Casement windows are another type of window which have built-in energy efficiency because of the way they’re designed. This is primarily because there is a strong seal on casement windows on all four sides, and that allows for no inter-mixing of interior and exterior air supplies. In addition, casement windows often contain double-pane glass or triple-pane glass, so this sandwich affect adds to the overall energy efficiency of the window itself.
Energy Star windows
Energy Star windows are the most energy efficient windows you can purchase, and they are easily identifiable by the distinctive blue sticker attached to the window. These types of windows are certified by the government, and have performance ratings which are similar to those issued by the National Fenestration Rating Council (NFRC). Whenever you see this blue Energy Star logo, you can count on the window being considerably more energy-efficient than any window which lacks that blue star. Keep in mind that this kind of certification is usually based on your particular climate and geography, so if you purchase Energy Star windows in the Southwest, they may not perform as well if you have them installed in a home that’s located in the northeast.
Low-E windows and Low-E glass

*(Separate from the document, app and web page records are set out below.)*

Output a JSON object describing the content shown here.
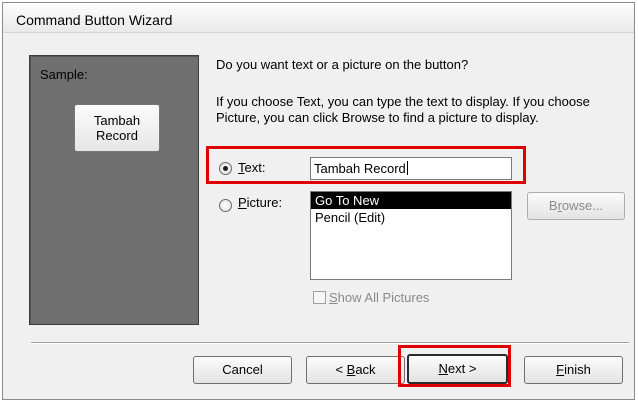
{
  "window": {
    "title": "Command Button Wizard"
  },
  "sample": {
    "label": "Sample:",
    "button_line1": "Tambah",
    "button_line2": "Record"
  },
  "prompt": {
    "question": "Do you want text or a picture on the button?",
    "explanation": "If you choose Text, you can type the text to display.  If you choose Picture, you can click Browse to find a picture to display."
  },
  "options": {
    "text_label_accel": "T",
    "text_label_rest": "ext:",
    "text_selected": true,
    "text_value": "Tambah Record",
    "picture_label_accel": "P",
    "picture_label_rest": "icture:",
    "picture_selected": false
  },
  "picture_list": {
    "items": [
      "Go To New",
      "Pencil (Edit)"
    ],
    "selected_index": 0
  },
  "browse_button": {
    "label_pre": "B",
    "label_accel": "r",
    "label_post": "owse..."
  },
  "show_all_pictures": {
    "label_accel": "S",
    "label_rest": "how All Pictures",
    "checked": false
  },
  "footer": {
    "cancel_label": "Cancel",
    "back_pre": "< ",
    "back_accel": "B",
    "back_post": "ack",
    "next_accel": "N",
    "next_post": "ext >",
    "finish_accel": "F",
    "finish_post": "inish"
  },
  "colors": {
    "highlight": "#e00000",
    "sample_panel": "#6f6f6f",
    "selected_item_bg": "#000000"
  }
}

Low-E Windows and low-E glass help to increase thermal performance, by blocking out ultraviolet and infrared light, while admitting visible light into the interior of your home. Infrared light is closely coupled with heat energy, and by blocking that out, low-E Windows help to prevent excessive heat from getting to your home’s interior. This will obviously provide a tremendous benefit in the heat of summer, but in colder times of the year, low-E glass works in the opposite manner to be just as beneficial. When the temperatures are much colder, low-E glass can reflect heat back into your home so that there won’t be as much heat loss, and so you’ll maintain greater energy efficiency. Depending on the geographic area where you live, you will be able to choose from different types of low-E window glass that are appropriate to your particular climate.